→ **WORK TO BE COMPLETED**: Pull every line that includes the word "pipeline" out of the data below and copy it.

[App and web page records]
== Segment start ==

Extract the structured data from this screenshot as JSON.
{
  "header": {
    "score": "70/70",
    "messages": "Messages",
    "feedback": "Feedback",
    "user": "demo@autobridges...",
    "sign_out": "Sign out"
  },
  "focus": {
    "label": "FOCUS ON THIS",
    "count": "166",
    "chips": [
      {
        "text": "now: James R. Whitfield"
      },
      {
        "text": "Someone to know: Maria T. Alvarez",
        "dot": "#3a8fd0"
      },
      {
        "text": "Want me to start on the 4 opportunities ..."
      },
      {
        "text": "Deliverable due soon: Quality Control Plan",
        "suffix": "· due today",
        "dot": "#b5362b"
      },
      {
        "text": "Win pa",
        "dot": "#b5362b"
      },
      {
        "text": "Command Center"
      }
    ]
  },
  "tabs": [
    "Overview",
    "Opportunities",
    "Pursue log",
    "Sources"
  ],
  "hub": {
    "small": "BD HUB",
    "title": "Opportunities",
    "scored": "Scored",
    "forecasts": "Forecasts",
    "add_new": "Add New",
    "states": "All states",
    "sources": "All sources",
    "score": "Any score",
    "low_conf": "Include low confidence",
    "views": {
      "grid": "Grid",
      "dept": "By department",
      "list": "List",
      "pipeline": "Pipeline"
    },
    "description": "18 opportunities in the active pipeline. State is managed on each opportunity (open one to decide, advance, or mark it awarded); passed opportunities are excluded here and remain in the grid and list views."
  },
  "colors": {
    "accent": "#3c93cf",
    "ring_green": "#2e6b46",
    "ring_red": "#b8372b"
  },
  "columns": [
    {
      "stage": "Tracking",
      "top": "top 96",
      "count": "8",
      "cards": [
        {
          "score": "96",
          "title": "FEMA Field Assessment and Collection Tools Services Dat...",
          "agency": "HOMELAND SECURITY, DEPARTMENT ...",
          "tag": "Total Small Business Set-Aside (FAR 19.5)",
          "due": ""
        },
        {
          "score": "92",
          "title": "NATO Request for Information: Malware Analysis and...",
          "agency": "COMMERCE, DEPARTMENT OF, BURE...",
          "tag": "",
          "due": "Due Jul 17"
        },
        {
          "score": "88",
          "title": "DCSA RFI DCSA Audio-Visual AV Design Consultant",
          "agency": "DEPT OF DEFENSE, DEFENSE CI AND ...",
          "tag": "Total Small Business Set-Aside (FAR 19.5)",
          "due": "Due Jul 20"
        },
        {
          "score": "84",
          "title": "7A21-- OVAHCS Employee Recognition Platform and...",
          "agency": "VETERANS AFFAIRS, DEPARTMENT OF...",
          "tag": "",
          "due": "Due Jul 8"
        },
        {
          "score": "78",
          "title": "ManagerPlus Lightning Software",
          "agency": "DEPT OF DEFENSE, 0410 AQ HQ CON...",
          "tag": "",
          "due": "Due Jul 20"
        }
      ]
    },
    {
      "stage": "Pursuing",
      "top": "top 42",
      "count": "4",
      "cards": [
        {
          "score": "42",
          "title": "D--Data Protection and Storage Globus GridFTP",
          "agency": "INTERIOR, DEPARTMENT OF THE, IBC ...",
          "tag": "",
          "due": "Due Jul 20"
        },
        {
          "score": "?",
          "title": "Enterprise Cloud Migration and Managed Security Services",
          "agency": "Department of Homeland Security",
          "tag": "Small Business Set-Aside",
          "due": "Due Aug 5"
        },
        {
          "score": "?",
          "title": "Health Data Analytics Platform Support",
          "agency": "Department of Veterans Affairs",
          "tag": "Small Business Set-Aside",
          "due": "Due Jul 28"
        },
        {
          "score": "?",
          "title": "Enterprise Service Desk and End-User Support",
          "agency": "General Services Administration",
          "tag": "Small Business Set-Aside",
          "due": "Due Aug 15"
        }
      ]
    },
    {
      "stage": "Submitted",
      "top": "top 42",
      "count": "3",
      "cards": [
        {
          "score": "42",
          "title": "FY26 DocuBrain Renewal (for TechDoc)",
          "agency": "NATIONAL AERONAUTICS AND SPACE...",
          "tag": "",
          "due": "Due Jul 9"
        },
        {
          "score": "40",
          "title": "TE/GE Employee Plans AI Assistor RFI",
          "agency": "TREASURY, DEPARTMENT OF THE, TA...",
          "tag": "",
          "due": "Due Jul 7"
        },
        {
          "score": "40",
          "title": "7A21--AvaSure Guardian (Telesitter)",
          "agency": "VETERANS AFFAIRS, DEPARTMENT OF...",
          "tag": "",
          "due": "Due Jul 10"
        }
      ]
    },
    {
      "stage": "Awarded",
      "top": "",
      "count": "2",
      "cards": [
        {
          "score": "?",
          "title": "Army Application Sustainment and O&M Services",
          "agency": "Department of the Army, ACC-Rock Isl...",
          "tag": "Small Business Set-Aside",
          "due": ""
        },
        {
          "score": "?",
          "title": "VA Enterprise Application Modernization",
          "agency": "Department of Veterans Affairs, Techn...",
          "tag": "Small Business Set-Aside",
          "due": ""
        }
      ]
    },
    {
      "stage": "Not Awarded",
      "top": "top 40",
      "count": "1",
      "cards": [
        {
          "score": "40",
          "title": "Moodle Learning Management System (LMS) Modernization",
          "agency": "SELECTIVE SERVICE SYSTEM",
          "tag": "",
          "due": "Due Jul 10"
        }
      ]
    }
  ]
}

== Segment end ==

→ **TASK RESULT**:
      "pipeline": "Pipeline"
    "description": "18 opportunities in the active pipeline. State is managed on each opportunity (open one to decide, advance, or mark it awarded); passed opportunities are excluded here and remain in the grid and list views."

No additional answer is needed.